» **DATA**
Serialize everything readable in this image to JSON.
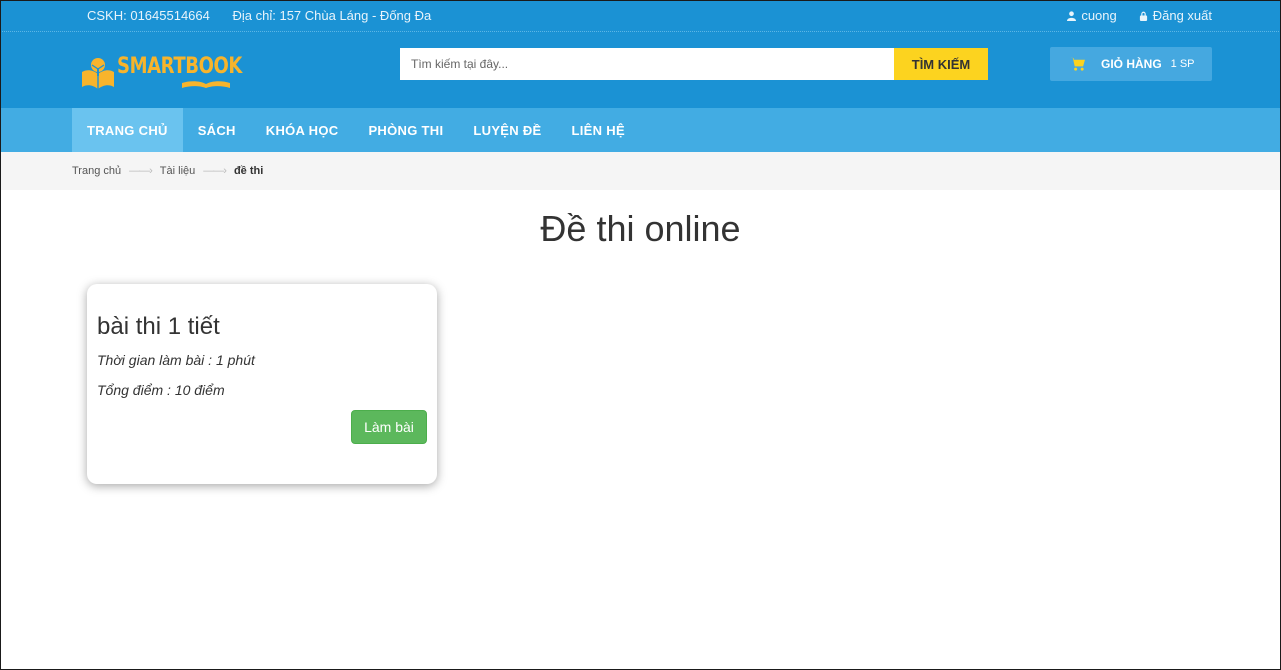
{
  "topbar": {
    "hotline": "CSKH: 01645514664",
    "address": "Địa chỉ: 157 Chùa Láng - Đống Đa",
    "user_name": "cuong",
    "logout_label": "Đăng xuất"
  },
  "header": {
    "logo_text": "SMARTBOOK",
    "search_placeholder": "Tìm kiếm tại đây...",
    "search_button": "TÌM KIẾM",
    "cart_label": "GIỎ HÀNG",
    "cart_count": "1 SP"
  },
  "nav": {
    "items": [
      {
        "label": "TRANG CHỦ",
        "active": true
      },
      {
        "label": "SÁCH"
      },
      {
        "label": "KHÓA HỌC"
      },
      {
        "label": "PHÒNG THI"
      },
      {
        "label": "LUYỆN ĐỀ"
      },
      {
        "label": "LIÊN HỆ"
      }
    ]
  },
  "breadcrumb": {
    "items": [
      "Trang chủ",
      "Tài liệu",
      "đề thi"
    ],
    "separator": "——›"
  },
  "page": {
    "title": "Đề thi online"
  },
  "exams": [
    {
      "title": "bài thi 1 tiết",
      "duration": "Thời gian làm bài : 1 phút",
      "total_score": "Tổng điểm : 10 điểm",
      "action_label": "Làm bài"
    }
  ],
  "colors": {
    "primary": "#1b92d4",
    "nav": "#42ace3",
    "nav_active": "#6ac3ef",
    "accent_yellow": "#fcd31f",
    "logo": "#f7b42c",
    "success": "#5cb85c"
  },
  "icons": {
    "user": "user-icon",
    "lock": "lock-icon",
    "cart": "shopping-cart-icon",
    "logo": "open-book-tree-logo"
  }
}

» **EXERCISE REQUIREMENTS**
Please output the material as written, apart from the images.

» **WRITTEN REPLY**
Serialize everything readable in this image to JSON.
{
  "topbar": {
    "hotline": "CSKH: 01645514664",
    "address": "Địa chỉ: 157 Chùa Láng - Đống Đa",
    "user_name": "cuong",
    "logout_label": "Đăng xuất"
  },
  "header": {
    "logo_text": "SMARTBOOK",
    "search_placeholder": "Tìm kiếm tại đây...",
    "search_button": "TÌM KIẾM",
    "cart_label": "GIỎ HÀNG",
    "cart_count": "1 SP"
  },
  "nav": {
    "items": [
      {
        "label": "TRANG CHỦ",
        "active": true
      },
      {
        "label": "SÁCH"
      },
      {
        "label": "KHÓA HỌC"
      },
      {
        "label": "PHÒNG THI"
      },
      {
        "label": "LUYỆN ĐỀ"
      },
      {
        "label": "LIÊN HỆ"
      }
    ]
  },
  "breadcrumb": {
    "items": [
      "Trang chủ",
      "Tài liệu",
      "đề thi"
    ],
    "separator": "——›"
  },
  "page": {
    "title": "Đề thi online"
  },
  "exams": [
    {
      "title": "bài thi 1 tiết",
      "duration": "Thời gian làm bài : 1 phút",
      "total_score": "Tổng điểm : 10 điểm",
      "action_label": "Làm bài"
    }
  ],
  "colors": {
    "primary": "#1b92d4",
    "nav": "#42ace3",
    "nav_active": "#6ac3ef",
    "accent_yellow": "#fcd31f",
    "logo": "#f7b42c",
    "success": "#5cb85c"
  },
  "icons": {
    "user": "user-icon",
    "lock": "lock-icon",
    "cart": "shopping-cart-icon",
    "logo": "open-book-tree-logo"
  }
}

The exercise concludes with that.